Restate the data below word for word, omitting pictures.

::::::::

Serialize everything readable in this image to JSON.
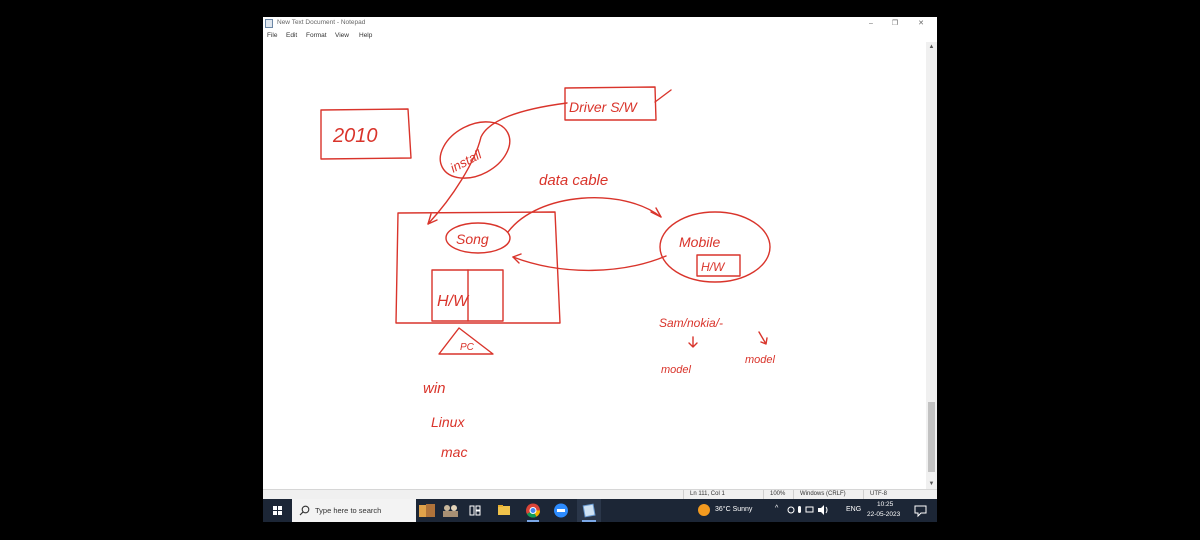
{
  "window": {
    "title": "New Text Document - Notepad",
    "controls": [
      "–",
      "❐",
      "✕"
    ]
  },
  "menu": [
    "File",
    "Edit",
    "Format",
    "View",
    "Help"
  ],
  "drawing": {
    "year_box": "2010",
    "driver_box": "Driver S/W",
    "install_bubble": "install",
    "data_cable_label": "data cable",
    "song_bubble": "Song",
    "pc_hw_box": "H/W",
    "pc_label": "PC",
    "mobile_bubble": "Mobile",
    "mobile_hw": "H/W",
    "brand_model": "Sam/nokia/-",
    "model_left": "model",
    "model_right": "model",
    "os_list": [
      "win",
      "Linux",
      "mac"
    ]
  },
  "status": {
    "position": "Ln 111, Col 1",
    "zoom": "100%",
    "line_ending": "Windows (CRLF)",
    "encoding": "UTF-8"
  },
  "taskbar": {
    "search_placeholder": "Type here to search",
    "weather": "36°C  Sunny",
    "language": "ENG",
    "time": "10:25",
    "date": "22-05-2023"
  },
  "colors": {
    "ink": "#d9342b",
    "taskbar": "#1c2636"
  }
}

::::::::

§ Worked solution:
Serialize everything readable in this image to JSON.
{
  "window": {
    "title": "New Text Document - Notepad",
    "controls": [
      "–",
      "❐",
      "✕"
    ]
  },
  "menu": [
    "File",
    "Edit",
    "Format",
    "View",
    "Help"
  ],
  "drawing": {
    "year_box": "2010",
    "driver_box": "Driver S/W",
    "install_bubble": "install",
    "data_cable_label": "data cable",
    "song_bubble": "Song",
    "pc_hw_box": "H/W",
    "pc_label": "PC",
    "mobile_bubble": "Mobile",
    "mobile_hw": "H/W",
    "brand_model": "Sam/nokia/-",
    "model_left": "model",
    "model_right": "model",
    "os_list": [
      "win",
      "Linux",
      "mac"
    ]
  },
  "status": {
    "position": "Ln 111, Col 1",
    "zoom": "100%",
    "line_ending": "Windows (CRLF)",
    "encoding": "UTF-8"
  },
  "taskbar": {
    "search_placeholder": "Type here to search",
    "weather": "36°C  Sunny",
    "language": "ENG",
    "time": "10:25",
    "date": "22-05-2023"
  },
  "colors": {
    "ink": "#d9342b",
    "taskbar": "#1c2636"
  }
}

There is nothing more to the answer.